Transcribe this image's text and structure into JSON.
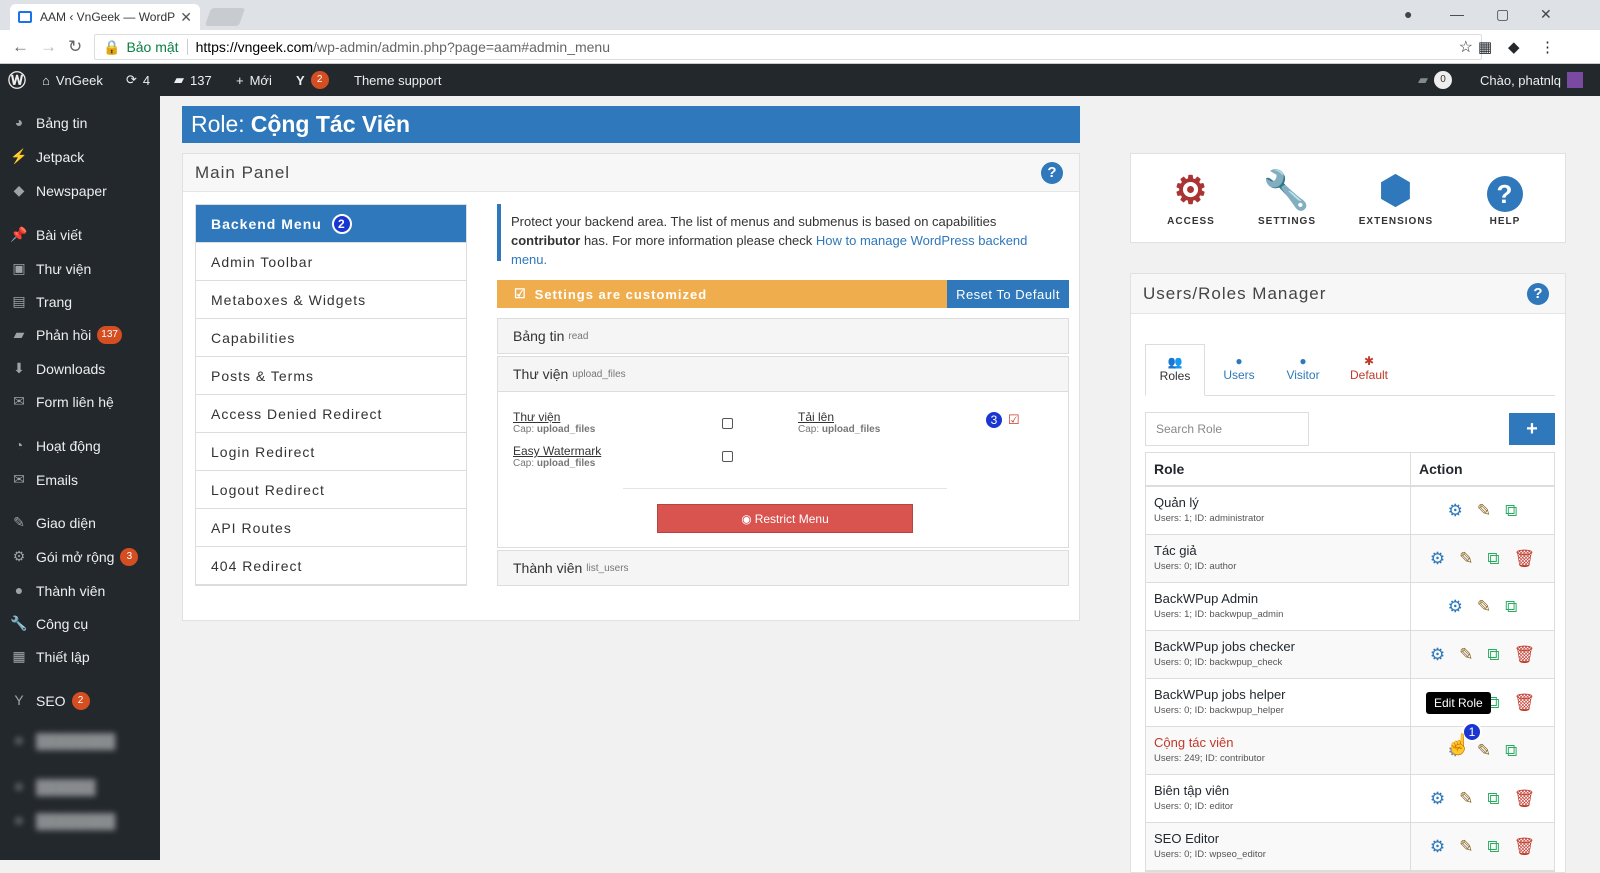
{
  "browser": {
    "tab_title": "AAM ‹ VnGeek — WordP",
    "secure_label": "Bảo mật",
    "url_host": "https://vngeek.com",
    "url_path": "/wp-admin/admin.php?page=aam#admin_menu"
  },
  "adminbar": {
    "site_name": "VnGeek",
    "updates": "4",
    "comments": "137",
    "new_label": "Mới",
    "yoast_count": "2",
    "theme_support": "Theme support",
    "notif_count": "0",
    "greeting": "Chào, phatnlq"
  },
  "sidebar": {
    "items": [
      {
        "label": "Bảng tin",
        "icon": "dashboard-icon"
      },
      {
        "label": "Jetpack",
        "icon": "jetpack-icon"
      },
      {
        "label": "Newspaper",
        "icon": "newspaper-icon"
      },
      {
        "label": "Bài viết",
        "icon": "pin-icon"
      },
      {
        "label": "Thư viện",
        "icon": "media-icon"
      },
      {
        "label": "Trang",
        "icon": "page-icon"
      },
      {
        "label": "Phản hồi",
        "icon": "comment-icon",
        "badge": "137"
      },
      {
        "label": "Downloads",
        "icon": "download-icon"
      },
      {
        "label": "Form liên hệ",
        "icon": "mail-icon"
      },
      {
        "label": "Hoạt động",
        "icon": "activity-icon"
      },
      {
        "label": "Emails",
        "icon": "mail-icon"
      },
      {
        "label": "Giao diện",
        "icon": "brush-icon"
      },
      {
        "label": "Gói mở rộng",
        "icon": "plugin-icon",
        "badge": "3"
      },
      {
        "label": "Thành viên",
        "icon": "user-icon"
      },
      {
        "label": "Công cụ",
        "icon": "wrench-icon"
      },
      {
        "label": "Thiết lập",
        "icon": "settings-icon"
      },
      {
        "label": "SEO",
        "icon": "yoast-icon",
        "badge": "2"
      }
    ]
  },
  "page": {
    "title_prefix": "Role:",
    "title_role": "Cộng Tác Viên"
  },
  "main_panel": {
    "heading": "Main Panel",
    "menu": [
      "Backend Menu",
      "Admin Toolbar",
      "Metaboxes & Widgets",
      "Capabilities",
      "Posts & Terms",
      "Access Denied Redirect",
      "Login Redirect",
      "Logout Redirect",
      "API Routes",
      "404 Redirect"
    ],
    "step2": "2",
    "info_text_1": "Protect your backend area. The list of menus and submenus is based on capabilities",
    "info_bold": "contributor",
    "info_text_2": "has. For more information please check",
    "info_link": "How to manage WordPress backend menu.",
    "customized": "Settings are customized",
    "reset": "Reset To Default",
    "accordions": [
      {
        "name": "Bảng tin",
        "cap": "read"
      },
      {
        "name": "Thư viện",
        "cap": "upload_files"
      },
      {
        "name": "Thành viên",
        "cap": "list_users"
      }
    ],
    "items": [
      {
        "name": "Thư viện",
        "cap_label": "Cap:",
        "cap": "upload_files"
      },
      {
        "name": "Tải lên",
        "cap_label": "Cap:",
        "cap": "upload_files"
      },
      {
        "name": "Easy Watermark",
        "cap_label": "Cap:",
        "cap": "upload_files"
      }
    ],
    "step3": "3",
    "restrict": "Restrict Menu"
  },
  "tools": [
    {
      "label": "ACCESS",
      "icon": "gears-icon"
    },
    {
      "label": "SETTINGS",
      "icon": "wrench-icon"
    },
    {
      "label": "EXTENSIONS",
      "icon": "cubes-icon"
    },
    {
      "label": "HELP",
      "icon": "question-icon"
    }
  ],
  "manager": {
    "heading": "Users/Roles Manager",
    "tabs": [
      "Roles",
      "Users",
      "Visitor",
      "Default"
    ],
    "search_placeholder": "Search Role",
    "col_role": "Role",
    "col_action": "Action",
    "roles": [
      {
        "name": "Quản lý",
        "meta": "Users: 1; ID: administrator"
      },
      {
        "name": "Tác giả",
        "meta": "Users: 0; ID: author"
      },
      {
        "name": "BackWPup Admin",
        "meta": "Users: 1; ID: backwpup_admin"
      },
      {
        "name": "BackWPup jobs checker",
        "meta": "Users: 0; ID: backwpup_check"
      },
      {
        "name": "BackWPup jobs helper",
        "meta": "Users: 0; ID: backwpup_helper"
      },
      {
        "name": "Cộng tác viên",
        "meta": "Users: 249; ID: contributor"
      },
      {
        "name": "Biên tập viên",
        "meta": "Users: 0; ID: editor"
      },
      {
        "name": "SEO Editor",
        "meta": "Users: 0; ID: wpseo_editor"
      }
    ],
    "tooltip": "Edit Role",
    "step1": "1"
  }
}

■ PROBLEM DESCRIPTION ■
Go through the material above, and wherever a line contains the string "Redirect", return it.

■ SOLUTION TO THIS EXERCISE ■
      "Access Denied Redirect",
      "Login Redirect",
      "Logout Redirect",
      "404 Redirect"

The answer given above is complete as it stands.